GIVEN DATA:
■ ■ ■ ■ ■ ■ ■

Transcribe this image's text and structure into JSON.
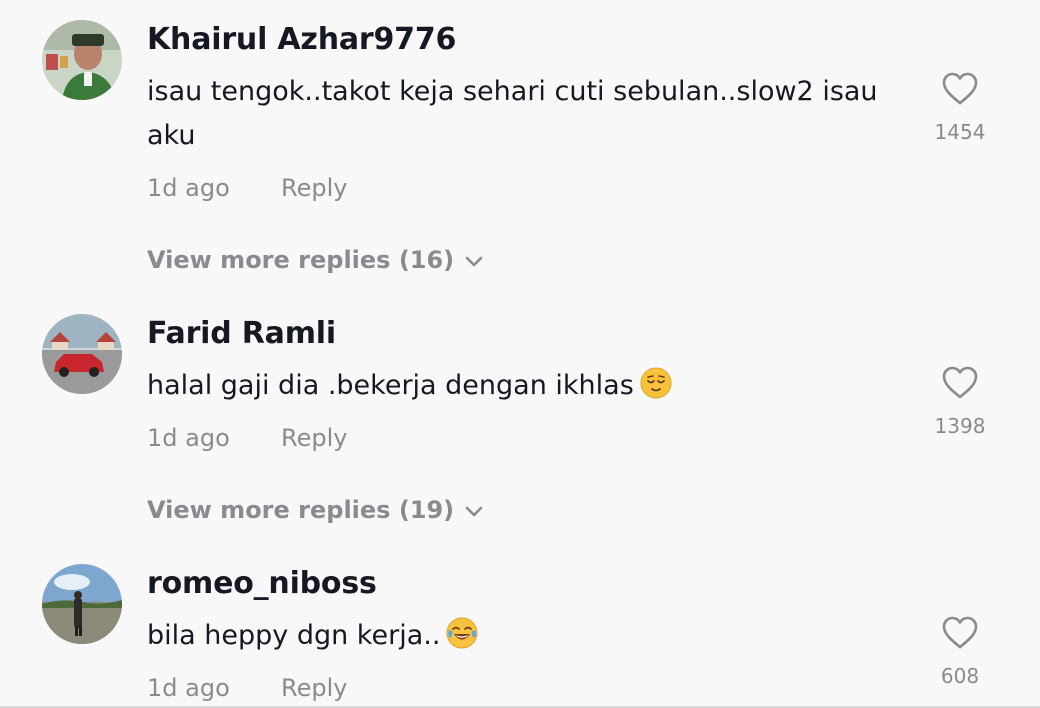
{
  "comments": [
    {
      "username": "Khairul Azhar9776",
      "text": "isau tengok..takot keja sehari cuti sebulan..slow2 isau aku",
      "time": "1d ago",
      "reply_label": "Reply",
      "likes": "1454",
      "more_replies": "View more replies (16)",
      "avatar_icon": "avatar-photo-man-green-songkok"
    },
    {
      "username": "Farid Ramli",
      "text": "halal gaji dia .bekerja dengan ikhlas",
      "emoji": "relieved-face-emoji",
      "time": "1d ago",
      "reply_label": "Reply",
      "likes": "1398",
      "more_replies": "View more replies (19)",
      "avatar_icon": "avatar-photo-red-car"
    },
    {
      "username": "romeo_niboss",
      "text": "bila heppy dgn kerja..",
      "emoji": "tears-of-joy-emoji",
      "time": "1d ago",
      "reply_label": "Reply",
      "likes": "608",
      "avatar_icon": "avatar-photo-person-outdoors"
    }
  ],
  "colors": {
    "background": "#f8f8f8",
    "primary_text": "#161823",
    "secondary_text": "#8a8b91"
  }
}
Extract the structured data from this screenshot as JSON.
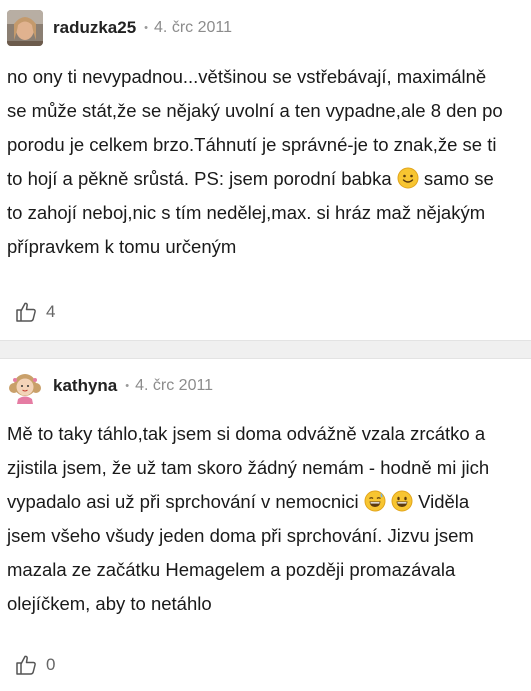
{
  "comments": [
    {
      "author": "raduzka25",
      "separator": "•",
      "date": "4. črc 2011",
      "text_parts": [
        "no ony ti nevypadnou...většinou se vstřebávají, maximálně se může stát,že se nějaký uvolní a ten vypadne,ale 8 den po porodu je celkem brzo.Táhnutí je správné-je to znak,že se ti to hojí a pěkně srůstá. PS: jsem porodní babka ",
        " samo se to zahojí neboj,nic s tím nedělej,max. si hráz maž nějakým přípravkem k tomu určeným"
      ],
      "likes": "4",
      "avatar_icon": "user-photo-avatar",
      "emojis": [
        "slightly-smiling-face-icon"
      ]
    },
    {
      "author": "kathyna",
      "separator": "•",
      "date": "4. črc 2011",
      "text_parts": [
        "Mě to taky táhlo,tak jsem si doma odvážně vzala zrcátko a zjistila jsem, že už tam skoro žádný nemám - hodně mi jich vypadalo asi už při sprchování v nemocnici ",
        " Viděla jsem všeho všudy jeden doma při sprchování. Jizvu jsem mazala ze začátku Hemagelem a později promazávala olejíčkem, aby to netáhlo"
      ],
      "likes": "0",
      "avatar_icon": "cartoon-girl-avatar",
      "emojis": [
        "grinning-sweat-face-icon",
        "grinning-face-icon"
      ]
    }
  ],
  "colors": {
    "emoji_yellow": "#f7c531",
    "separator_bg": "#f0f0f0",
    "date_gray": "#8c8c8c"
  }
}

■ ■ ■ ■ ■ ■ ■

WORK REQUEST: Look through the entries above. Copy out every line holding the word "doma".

THE COMPLETED TASK:
        "Mě to taky táhlo,tak jsem si doma odvážně vzala zrcátko a zjistila jsem, že už tam skoro žádný nemám - hodně mi jich vypadalo asi už při sprchování v nemocnici ",
        " Viděla jsem všeho všudy jeden doma při sprchování. Jizvu jsem mazala ze začátku Hemagelem a později promazávala olejíčkem, aby to netáhlo"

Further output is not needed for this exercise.